The board charged with redrawing legislative districts heard from residents of Petersburg last Thursday. Proposals would either keep Petersburg in a Sitka district or group it with Juneau or Ketchikan.
Three of the five Alaska Redistricting Board members made the trip was one of three members of the Alaska Redistricting Board to make the latest swing through Southeast for public testimony.
“We’ve been hearing a lot from Southeast which is fantastic and it will impact the way that we end up ultimately drawing your district boundaries down here,” said board member Nicole Borromeo.
Because of changes in population, Southeast Alaska will see different house districts in some form next year.
The board is showing maps of six possibilities, two generated by the board and four drawn up by other groups.
“I think there’s five different ways that Petersburg is treated on these maps here today and so we may hear consensus from the community or we may hear different opinions,” said board member Bethany Marcum.
She said there has to be changes in legislative lines because of population changes.
“Southeast has lost about 1100 people since the last census cycle in 2010,” Marcum said. “And so we have to accommodate that by redrawing the districts, trying to get them all as close to the target population of 18,335 while at the same time creating compact districts, contiguous districts and trying to keep in mind the socioeconomic integration of communities. Obviously all of Southeast has some commonalities but there are certainly some communities that are more tied together socioeconomically than others.”

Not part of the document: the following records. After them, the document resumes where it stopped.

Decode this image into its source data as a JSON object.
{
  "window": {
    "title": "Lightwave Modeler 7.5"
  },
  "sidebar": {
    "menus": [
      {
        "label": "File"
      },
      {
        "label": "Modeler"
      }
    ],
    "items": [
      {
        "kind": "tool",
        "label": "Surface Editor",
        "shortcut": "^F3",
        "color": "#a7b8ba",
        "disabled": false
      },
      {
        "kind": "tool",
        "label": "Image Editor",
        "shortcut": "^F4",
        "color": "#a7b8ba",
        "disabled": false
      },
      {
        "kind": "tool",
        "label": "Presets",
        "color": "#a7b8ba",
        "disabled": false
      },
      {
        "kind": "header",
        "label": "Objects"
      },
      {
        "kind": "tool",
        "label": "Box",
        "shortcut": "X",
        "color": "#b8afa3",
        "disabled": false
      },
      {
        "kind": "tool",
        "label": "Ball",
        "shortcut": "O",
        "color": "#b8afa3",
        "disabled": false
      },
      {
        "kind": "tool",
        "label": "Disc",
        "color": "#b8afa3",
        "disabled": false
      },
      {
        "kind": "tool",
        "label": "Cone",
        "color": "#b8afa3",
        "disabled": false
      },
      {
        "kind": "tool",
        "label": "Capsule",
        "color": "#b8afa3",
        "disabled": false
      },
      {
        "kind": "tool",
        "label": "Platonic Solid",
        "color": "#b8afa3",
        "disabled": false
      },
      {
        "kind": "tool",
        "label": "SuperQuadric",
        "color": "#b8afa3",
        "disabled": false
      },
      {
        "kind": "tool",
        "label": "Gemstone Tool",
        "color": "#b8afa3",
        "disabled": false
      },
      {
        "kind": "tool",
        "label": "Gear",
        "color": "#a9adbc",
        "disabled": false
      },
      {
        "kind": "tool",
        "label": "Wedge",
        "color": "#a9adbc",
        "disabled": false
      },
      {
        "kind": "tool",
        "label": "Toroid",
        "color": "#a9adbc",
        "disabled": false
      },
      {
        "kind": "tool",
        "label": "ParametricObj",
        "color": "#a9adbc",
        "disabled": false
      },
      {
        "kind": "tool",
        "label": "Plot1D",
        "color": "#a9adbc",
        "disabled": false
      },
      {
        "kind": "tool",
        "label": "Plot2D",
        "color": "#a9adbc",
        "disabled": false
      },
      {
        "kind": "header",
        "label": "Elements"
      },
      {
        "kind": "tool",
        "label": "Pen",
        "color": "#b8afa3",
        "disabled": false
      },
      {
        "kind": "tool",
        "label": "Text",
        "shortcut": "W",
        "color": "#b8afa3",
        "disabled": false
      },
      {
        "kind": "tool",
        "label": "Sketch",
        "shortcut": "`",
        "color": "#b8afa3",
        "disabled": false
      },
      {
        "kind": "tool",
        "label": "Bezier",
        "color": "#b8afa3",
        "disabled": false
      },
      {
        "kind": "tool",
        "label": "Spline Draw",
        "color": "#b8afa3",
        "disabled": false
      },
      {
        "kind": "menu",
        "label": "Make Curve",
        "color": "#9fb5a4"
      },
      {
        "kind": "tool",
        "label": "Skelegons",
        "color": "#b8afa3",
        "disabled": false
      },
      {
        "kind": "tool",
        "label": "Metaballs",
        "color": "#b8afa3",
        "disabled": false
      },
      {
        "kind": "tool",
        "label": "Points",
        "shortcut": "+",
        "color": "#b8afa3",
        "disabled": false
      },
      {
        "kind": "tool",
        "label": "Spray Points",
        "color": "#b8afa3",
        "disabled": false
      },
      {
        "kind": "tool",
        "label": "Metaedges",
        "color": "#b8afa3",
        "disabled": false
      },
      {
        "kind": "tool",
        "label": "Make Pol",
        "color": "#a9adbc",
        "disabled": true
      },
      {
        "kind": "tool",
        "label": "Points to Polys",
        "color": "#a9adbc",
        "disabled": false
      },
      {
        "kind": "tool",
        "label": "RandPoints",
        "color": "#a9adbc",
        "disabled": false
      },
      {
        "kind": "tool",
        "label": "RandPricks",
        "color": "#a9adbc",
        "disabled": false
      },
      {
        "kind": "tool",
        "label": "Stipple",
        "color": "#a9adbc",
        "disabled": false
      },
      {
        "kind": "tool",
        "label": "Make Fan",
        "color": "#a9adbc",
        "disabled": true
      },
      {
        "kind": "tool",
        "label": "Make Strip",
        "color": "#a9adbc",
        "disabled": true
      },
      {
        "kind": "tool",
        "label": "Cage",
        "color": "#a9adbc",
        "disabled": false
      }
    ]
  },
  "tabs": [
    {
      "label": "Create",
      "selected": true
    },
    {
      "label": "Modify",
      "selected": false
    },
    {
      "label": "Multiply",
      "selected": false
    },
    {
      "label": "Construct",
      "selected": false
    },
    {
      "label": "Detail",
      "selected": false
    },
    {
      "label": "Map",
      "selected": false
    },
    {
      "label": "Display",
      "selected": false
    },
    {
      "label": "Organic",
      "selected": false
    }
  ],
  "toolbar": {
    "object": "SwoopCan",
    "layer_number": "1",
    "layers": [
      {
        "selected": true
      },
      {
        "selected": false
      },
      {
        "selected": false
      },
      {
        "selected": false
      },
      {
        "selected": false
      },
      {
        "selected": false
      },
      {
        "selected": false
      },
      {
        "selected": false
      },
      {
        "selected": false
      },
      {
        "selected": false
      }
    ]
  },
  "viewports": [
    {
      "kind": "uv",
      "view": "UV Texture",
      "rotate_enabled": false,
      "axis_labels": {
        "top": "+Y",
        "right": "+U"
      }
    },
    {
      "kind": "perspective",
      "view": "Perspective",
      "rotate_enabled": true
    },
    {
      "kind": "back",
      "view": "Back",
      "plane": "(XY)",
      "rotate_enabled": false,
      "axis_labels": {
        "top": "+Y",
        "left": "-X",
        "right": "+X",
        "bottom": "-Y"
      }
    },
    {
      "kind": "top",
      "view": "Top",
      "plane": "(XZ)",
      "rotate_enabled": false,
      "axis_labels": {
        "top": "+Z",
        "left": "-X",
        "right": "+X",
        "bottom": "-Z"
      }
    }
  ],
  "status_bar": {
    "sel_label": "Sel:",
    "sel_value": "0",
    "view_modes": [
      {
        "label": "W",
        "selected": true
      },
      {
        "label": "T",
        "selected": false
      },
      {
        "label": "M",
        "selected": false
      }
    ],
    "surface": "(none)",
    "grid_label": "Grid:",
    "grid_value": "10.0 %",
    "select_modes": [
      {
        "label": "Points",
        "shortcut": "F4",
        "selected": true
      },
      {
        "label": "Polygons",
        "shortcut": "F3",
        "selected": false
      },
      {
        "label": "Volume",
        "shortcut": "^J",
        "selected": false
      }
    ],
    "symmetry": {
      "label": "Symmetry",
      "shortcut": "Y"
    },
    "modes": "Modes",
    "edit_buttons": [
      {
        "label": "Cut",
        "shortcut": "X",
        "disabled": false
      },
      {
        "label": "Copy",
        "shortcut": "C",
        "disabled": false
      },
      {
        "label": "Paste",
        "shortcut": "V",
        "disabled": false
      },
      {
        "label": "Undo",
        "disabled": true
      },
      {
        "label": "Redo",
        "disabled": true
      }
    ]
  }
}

Several of the proposals group Petersburg with Kake, Sitka and other small towns from Prince of Wales Island to Yakutat, which is close to the status quo. Among those options is one that would add Wrangell to that district. A variation on that proposal by the Doyon coalition would be similar but put the mainland near Petersburg in a Ketchikan district.
Malena Marvin supported the proposal by the Senate minority that would add Wrangell and Yakutat to a Sitka, Petersburg and Prince of Wales district.
“Economically speaking those islands are also really similarly emerging from kind of like a logging, post logging economy and have really diversified in similar ways with fishing, with kind of lower scale tourism,” Marvin said. “None of these are big cruise ship communities which I think is kind of crucial because a community that, our community tends to be pretty strongly against cruise ships and it wouldn’t make sense to pair us with Ketchikan or Juneau where they’re really depending on cruise ships as economic drivers.”
Another option puts Petersburg in a House district with Wrangell and most of Ketchikan. And there’s a proposal that would put Petersburg and small communities on the north end of Prince of Wales in a Juneau district.
Chelsea Tremblay also supported the proposal for Petersburg remaining with Sitka and small island communities.
“I worry in some of the other proposals with the way we would be disproportionally represented as a smaller community as opposed to, or in relation to the larger spaces,” Tremblay said.
Tremblay is a member of the Petersburg assembly but was only giving her own opinion. Petersburg’s assembly hasn’t yet voted on any input from the borough. If it does it’ll have to be soon; the board is working on a tight schedule with the late release of census data this year. But the board’s Marcum thinks they will make a November 10th deadline.
Yes it’s a lot of work and we’ve been, there are no weekends or holidays when you’re on this board,” Marcum said. “But it’s so important for the future of this state and so it’s a really sweet part of this process to hear from the communities.”
Staff encouraged people to submit public comment well before November 10th.
Petersburg did oppose the redistricting effort a decade ago when the community was moved into a Juneau district. A court challenge from elsewhere in the state ultimately torpedoed that plan and Petersburg ended up back in a Sitka House district. Find the maps for the six proposals along with hundreds of public comments already gathered on the board’s website.
The board is traveling to other Alaska communities over the next few weeks. They’ll also take input in a couple of statewide teleconferences. The first one is Wednesday October 20th from 10 a.m. to 4 p.m. The toll-free number for that is 844-586-9085. People can also submit comment by email at firstname.lastname@example.org
(Both Marvin and Tremblay, quoted in this article, are volunteers at KFSK where this story was produced.)